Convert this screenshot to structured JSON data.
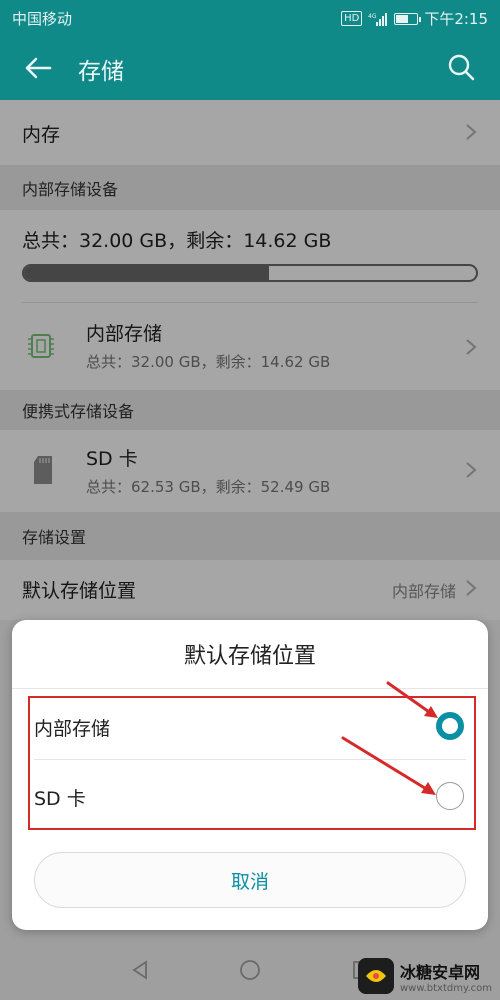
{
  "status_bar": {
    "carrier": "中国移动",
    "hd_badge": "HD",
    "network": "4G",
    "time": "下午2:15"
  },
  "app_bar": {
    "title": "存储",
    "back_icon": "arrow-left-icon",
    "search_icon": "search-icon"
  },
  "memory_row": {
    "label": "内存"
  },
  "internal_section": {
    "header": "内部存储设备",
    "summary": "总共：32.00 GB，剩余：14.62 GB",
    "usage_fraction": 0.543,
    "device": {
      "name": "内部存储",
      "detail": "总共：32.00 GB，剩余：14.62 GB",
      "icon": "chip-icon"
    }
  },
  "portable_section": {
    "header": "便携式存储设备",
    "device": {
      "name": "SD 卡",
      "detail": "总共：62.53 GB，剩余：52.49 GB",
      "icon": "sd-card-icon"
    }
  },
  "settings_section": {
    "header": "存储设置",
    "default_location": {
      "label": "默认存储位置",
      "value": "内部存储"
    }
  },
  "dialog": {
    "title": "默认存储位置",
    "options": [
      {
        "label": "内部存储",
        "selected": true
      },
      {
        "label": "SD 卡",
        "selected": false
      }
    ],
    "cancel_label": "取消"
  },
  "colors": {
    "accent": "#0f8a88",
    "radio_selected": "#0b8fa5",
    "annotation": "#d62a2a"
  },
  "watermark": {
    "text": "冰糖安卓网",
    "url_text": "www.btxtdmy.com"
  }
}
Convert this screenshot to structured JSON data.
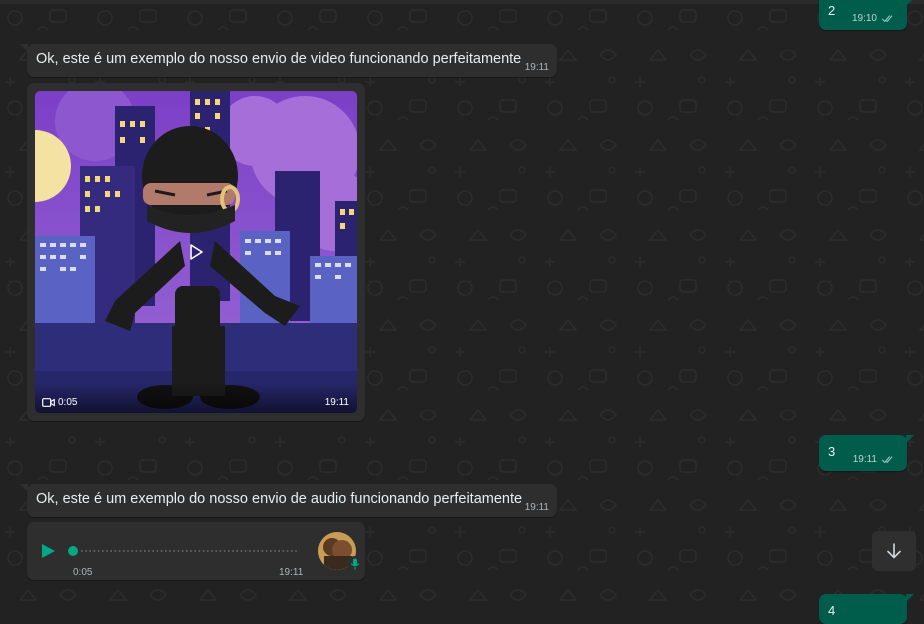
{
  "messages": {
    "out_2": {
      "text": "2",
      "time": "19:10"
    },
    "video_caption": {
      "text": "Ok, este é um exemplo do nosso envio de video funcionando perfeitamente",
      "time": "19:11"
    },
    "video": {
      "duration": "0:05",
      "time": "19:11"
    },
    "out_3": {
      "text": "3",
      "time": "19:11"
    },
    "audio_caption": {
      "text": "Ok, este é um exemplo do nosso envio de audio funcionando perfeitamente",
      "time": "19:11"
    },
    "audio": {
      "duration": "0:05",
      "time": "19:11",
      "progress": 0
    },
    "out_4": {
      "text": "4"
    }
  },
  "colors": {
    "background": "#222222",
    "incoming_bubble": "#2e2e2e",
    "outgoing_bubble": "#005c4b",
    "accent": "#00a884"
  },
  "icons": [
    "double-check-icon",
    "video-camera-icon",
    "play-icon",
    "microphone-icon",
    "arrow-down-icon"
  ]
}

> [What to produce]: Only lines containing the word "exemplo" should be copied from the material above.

> [Answer for the task]:
      "text": "Ok, este é um exemplo do nosso envio de video funcionando perfeitamente",
      "text": "Ok, este é um exemplo do nosso envio de audio funcionando perfeitamente",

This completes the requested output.